Russia is launching airstrikes on Syria now, too

Heavy smoke rises following an airstrike in Kobani, Syria on Oct. 18, 2014.

Editor's note: This is Chatter, our morning rundown of what you need and want to know around the world. Fortunately for us all, you can have Chatter emailed to you every day. Just sign up here!


Soon it will be easier to list who isn’t bombing Syria than to list who is. The latest government to enter the battle — at least officially — is Russia.

The Russian parliament on Wednesday approved the use of military force abroad. The last time it did that Russia annexed Crimea, which used to belong to Ukraine. Russian officials said the measure would be used to launch airstrikes on Syria, adding that Russia would not send any troops. The officials said the airstrikes would target Islamic State positions and support the government of Syrian President Bashar al-Assad.
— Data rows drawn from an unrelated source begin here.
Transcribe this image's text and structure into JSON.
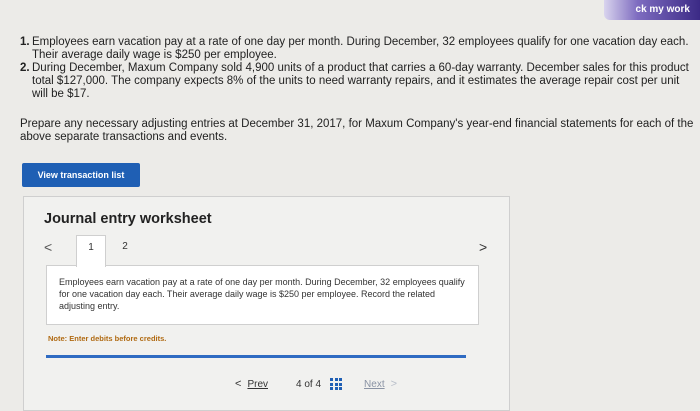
{
  "header": {
    "check_label": "ck my work"
  },
  "questions": [
    {
      "num": "1.",
      "text": "Employees earn vacation pay at a rate of one day per month. During December, 32 employees qualify for one vacation day each. Their average daily wage is $250 per employee."
    },
    {
      "num": "2.",
      "text": "During December, Maxum Company sold 4,900 units of a product that carries a 60-day warranty. December sales for this product total $127,000. The company expects 8% of the units to need warranty repairs, and it estimates the average repair cost per unit will be $17."
    }
  ],
  "prepare_text": "Prepare any necessary adjusting entries at December 31, 2017, for Maxum Company's year-end financial statements for each of the above separate transactions and events.",
  "view_button": "View transaction list",
  "worksheet": {
    "title": "Journal entry worksheet",
    "prev_arrow": "<",
    "next_arrow": ">",
    "tabs": [
      "1",
      "2"
    ],
    "instruction": "Employees earn vacation pay at a rate of one day per month. During December, 32 employees qualify for one vacation day each. Their average daily wage is $250 per employee. Record the related adjusting entry.",
    "note": "Note: Enter debits before credits."
  },
  "pager": {
    "prev_chevron": "<",
    "prev_label": "Prev",
    "page": "4 of 4",
    "next_label": "Next",
    "next_chevron": ">"
  }
}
The latter part of that strategy is complicated. Russia believes Assad must stay until the Islamic State is defeated. The United States, on the other hand, believes Assad has created a climate in his country for the Islamic State to thrive, and so must go.

For now the United States and Russia are going to have to agree to disagree, and then work together to make sure they aren’t shooting down each other’s planes. Russia will also have to coordinate with everyone else participating in the bombing of Syria, namely: Saudi Arabia, the United Arab Emirates, Jordan, Bahrain, Qatar, Turkey, Australia, France, Canada and the UK. Oh, and Syria itself, of course.
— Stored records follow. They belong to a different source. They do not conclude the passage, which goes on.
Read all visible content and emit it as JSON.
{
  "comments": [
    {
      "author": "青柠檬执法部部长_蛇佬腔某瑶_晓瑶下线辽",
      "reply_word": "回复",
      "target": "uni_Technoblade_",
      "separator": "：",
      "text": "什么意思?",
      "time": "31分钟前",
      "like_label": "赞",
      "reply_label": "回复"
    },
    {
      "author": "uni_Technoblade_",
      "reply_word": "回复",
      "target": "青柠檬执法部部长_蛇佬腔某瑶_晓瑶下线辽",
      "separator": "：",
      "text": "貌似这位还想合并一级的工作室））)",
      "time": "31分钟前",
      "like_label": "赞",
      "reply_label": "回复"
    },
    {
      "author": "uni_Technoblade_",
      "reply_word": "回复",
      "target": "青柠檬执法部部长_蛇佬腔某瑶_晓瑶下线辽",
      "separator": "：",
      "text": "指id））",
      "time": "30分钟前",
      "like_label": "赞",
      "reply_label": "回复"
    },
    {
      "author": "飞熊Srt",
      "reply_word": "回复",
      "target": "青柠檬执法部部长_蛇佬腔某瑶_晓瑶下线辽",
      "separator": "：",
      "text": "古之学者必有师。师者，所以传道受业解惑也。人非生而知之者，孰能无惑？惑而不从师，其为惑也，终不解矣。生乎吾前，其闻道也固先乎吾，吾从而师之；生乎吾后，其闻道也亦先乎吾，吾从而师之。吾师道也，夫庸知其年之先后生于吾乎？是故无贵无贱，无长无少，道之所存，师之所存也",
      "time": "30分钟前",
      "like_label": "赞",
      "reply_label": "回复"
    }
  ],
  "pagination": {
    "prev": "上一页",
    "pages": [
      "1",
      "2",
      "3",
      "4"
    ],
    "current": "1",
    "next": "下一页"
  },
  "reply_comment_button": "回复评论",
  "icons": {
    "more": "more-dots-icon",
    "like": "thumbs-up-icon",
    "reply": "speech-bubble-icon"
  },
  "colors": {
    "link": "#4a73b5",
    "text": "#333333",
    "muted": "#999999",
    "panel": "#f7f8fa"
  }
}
How soon we forget: Many of the capital rules imposed on European banks during the European debt crisis will be “eased” in order to spur growth, EU officials said Wednesday. Yep.

Many European banks were severely under-capitalized at the end of 2009. This was true for American banks too in 2007 and 2008. Perhaps you remember the words: "Global Economic Meltdown." Being under-capitalized means you don’t have the necessary funds (maybe they are tied up elsewhere) to cover expenses when things go wrong, say, the bursting of a housing bubble. Governments (read: you and me) are forced to come to the rescue, bailing the banks out. Some governments can’t afford to do that. So third parties get involved. It becomes a mess really fast and ultimately it’s the poorest of us who are most adversely affected.
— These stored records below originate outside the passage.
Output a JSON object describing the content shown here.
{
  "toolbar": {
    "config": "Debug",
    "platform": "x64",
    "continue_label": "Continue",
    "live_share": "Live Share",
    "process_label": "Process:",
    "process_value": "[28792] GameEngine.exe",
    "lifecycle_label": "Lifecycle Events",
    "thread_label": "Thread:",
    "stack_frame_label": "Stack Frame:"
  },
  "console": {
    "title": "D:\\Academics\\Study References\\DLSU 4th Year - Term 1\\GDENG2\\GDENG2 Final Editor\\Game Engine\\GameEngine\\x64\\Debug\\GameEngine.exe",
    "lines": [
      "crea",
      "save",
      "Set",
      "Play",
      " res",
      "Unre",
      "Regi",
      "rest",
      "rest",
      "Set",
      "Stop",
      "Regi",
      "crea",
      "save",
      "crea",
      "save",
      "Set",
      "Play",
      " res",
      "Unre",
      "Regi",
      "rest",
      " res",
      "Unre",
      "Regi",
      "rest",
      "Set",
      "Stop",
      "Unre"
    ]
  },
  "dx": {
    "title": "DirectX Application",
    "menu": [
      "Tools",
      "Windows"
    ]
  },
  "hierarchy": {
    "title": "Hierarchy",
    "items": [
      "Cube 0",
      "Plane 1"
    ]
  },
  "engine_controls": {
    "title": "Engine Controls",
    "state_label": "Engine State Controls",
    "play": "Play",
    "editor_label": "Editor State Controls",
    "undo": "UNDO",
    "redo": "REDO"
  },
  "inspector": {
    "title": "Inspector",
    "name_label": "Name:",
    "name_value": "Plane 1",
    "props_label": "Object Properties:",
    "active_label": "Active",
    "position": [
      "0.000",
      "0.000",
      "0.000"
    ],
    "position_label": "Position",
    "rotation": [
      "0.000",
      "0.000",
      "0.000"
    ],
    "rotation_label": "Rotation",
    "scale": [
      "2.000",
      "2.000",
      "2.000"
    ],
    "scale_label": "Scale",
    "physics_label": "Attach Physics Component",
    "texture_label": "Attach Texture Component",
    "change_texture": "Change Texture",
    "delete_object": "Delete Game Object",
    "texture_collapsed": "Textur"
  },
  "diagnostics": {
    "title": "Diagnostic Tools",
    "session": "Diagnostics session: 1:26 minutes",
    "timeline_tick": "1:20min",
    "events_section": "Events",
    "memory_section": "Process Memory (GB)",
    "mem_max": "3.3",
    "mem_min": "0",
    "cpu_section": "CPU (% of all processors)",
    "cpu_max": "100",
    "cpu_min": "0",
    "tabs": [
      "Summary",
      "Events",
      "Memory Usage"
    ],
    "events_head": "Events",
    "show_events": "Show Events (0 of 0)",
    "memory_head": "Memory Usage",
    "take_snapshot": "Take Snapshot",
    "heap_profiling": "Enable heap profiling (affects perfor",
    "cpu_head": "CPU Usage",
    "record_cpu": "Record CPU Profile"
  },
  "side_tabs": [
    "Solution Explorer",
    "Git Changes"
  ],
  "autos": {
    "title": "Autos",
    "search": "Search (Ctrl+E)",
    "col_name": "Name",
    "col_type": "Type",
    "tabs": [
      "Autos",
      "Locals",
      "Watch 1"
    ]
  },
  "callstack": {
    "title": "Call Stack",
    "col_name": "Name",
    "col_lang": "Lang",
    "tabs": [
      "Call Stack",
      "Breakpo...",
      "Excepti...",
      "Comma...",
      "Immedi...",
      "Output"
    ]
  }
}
That’s the short of it. The European debt crisis wasn’t a long time ago. It was only a few years ago that everyone was clamoring for more capital rules on banks. And one only needs to look to Greece to see how the effects of the crisis are still being felt today. But the economy in Europe, just like in the United States, is improving. So now, some EU officials apparently think that we can roll back some of the protections put in place.

The theory goes that revoking some of these rules will allow banks more freedom to lend, because they won’t have to spend so much on shoring up safety buffers and maintaining high levels of capital in case something goes wrong again, which will boost economic growth.

Raise your hand if you think this is a good idea.


Belarusian President Alexander Lukashenko on Monday brought his 11-year-old son to the UN General Assembly. Isn't that sweet? The young boy sat right there with his father, taking in all the world-changing debates unfolding around him. It must have been a truly eye-opening experience for such a young person.

Wouldn't that be nice. In reality, the Belarusian president is one of the world’s most repressive leaders and his son is essentially a "dictator in waiting," a slightly younger Kim Jong Un. Lukashenko is known as “Europe’s last dictator.” And, really, the fact that he brought his kid to the United Nations is downright creepy. It came off as more an act of grooming-to-eventually-assume-power than it did take-your-kid-to-work-day.

Kolya is the son's name. And he’s well known in Belarus, where he follows his father everywhere, including in full-regalia at military parades. Here’s the full story.